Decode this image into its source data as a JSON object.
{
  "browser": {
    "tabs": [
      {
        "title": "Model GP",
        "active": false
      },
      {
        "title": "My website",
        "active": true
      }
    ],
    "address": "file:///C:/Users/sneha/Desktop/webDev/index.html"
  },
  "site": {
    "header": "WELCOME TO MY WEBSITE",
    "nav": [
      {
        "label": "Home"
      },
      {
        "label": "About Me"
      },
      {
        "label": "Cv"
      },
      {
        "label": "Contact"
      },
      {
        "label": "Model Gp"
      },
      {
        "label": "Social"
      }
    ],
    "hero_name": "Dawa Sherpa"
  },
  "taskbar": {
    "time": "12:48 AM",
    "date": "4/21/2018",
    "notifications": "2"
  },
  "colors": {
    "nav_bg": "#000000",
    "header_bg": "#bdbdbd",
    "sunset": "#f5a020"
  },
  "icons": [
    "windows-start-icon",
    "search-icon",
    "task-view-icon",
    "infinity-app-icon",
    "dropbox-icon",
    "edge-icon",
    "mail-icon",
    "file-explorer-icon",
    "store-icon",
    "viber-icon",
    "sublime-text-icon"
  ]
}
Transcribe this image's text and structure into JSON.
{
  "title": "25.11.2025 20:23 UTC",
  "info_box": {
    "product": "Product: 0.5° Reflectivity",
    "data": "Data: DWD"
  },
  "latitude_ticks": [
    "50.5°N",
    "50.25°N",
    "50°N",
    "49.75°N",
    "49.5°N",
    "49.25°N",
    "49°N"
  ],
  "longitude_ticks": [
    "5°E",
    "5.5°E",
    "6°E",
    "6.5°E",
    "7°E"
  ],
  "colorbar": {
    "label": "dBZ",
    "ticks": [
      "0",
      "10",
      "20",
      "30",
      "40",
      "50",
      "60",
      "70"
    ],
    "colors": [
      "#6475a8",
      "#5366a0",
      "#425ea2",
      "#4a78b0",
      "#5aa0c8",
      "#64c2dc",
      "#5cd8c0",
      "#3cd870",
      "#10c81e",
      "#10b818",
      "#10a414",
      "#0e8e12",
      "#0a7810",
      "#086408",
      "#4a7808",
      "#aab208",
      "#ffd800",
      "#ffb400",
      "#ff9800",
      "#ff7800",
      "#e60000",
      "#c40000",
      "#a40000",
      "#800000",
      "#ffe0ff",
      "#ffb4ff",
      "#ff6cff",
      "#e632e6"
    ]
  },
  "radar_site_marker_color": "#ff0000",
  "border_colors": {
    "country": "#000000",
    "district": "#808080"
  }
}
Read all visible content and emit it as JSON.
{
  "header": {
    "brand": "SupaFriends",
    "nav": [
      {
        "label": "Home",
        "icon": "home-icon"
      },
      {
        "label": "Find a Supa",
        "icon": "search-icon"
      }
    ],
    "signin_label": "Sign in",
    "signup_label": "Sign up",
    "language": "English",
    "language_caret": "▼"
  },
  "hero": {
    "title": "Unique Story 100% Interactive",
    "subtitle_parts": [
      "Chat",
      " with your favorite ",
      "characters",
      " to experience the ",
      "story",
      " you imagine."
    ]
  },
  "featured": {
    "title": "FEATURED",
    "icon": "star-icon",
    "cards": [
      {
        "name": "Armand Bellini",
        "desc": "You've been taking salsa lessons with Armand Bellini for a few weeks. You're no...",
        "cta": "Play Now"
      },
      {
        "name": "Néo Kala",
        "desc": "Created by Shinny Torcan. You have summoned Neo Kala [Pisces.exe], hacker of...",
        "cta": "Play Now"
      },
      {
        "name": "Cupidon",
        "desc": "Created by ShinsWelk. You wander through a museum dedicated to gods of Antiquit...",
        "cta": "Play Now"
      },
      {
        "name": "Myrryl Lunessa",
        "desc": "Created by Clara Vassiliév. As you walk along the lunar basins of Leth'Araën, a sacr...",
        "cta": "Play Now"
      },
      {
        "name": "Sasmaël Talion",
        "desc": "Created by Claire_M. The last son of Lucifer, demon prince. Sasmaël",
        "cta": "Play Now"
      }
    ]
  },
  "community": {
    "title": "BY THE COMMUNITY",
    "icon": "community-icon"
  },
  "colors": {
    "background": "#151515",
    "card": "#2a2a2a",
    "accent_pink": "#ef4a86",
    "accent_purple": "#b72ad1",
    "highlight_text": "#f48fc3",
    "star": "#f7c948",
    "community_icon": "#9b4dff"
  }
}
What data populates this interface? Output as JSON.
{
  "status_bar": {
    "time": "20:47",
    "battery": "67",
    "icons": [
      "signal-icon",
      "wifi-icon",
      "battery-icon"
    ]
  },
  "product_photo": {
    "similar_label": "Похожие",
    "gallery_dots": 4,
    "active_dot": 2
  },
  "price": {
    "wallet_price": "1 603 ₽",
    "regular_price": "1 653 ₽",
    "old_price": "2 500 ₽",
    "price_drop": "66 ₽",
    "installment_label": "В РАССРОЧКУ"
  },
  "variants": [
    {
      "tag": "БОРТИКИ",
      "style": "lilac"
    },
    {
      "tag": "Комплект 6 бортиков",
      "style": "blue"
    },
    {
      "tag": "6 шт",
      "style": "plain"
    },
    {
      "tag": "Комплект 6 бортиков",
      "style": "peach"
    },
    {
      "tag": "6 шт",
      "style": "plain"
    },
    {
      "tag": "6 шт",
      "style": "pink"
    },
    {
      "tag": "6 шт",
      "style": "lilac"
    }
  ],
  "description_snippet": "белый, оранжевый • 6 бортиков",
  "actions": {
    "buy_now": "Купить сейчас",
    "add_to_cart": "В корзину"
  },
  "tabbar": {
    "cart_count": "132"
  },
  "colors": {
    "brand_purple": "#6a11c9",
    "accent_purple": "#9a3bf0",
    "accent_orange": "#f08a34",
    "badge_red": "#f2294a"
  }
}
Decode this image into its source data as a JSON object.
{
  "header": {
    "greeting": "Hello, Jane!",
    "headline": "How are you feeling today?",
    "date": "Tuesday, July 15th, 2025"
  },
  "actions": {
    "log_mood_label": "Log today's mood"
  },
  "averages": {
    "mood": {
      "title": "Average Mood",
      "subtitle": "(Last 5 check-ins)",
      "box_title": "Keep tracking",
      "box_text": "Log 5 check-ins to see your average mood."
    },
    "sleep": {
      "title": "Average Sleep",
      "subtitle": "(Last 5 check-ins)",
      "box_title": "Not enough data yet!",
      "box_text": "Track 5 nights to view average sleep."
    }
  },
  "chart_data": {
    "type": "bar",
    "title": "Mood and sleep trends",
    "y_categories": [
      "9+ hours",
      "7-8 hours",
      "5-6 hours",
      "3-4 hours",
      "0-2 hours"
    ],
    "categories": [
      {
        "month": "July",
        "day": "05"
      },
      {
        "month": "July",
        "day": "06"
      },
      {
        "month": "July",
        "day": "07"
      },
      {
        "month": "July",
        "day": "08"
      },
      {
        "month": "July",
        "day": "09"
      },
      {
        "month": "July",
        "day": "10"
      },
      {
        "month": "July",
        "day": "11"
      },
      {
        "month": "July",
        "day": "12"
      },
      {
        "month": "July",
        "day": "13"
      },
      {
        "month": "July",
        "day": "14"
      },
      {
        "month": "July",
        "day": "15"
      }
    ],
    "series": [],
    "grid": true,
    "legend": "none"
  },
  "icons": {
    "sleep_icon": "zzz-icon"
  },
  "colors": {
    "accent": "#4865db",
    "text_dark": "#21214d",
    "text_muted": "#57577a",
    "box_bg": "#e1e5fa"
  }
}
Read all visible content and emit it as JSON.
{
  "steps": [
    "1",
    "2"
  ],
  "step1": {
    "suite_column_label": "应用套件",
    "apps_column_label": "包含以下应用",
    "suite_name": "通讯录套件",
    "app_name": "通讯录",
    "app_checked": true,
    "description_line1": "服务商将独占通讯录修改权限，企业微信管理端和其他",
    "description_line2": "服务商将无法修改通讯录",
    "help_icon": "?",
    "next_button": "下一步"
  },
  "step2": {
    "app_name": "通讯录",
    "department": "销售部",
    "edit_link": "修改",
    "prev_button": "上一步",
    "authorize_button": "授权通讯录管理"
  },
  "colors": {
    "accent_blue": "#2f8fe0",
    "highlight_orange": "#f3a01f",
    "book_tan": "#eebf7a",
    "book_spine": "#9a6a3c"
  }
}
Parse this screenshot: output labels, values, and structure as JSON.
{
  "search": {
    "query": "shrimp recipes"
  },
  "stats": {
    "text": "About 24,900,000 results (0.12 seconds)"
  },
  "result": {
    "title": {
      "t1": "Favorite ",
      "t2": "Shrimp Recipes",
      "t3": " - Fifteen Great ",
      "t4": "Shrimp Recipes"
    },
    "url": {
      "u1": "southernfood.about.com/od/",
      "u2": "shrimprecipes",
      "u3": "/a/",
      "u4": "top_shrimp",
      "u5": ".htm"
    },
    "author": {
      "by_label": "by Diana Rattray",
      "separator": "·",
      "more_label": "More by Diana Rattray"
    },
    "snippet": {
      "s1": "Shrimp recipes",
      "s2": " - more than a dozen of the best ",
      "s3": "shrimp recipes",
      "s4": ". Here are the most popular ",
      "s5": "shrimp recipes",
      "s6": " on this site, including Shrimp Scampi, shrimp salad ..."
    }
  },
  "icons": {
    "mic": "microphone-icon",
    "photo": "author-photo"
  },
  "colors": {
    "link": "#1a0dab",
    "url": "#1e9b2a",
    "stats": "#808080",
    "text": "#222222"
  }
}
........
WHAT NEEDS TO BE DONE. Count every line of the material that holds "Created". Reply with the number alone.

WRITTEN ANSWER. 4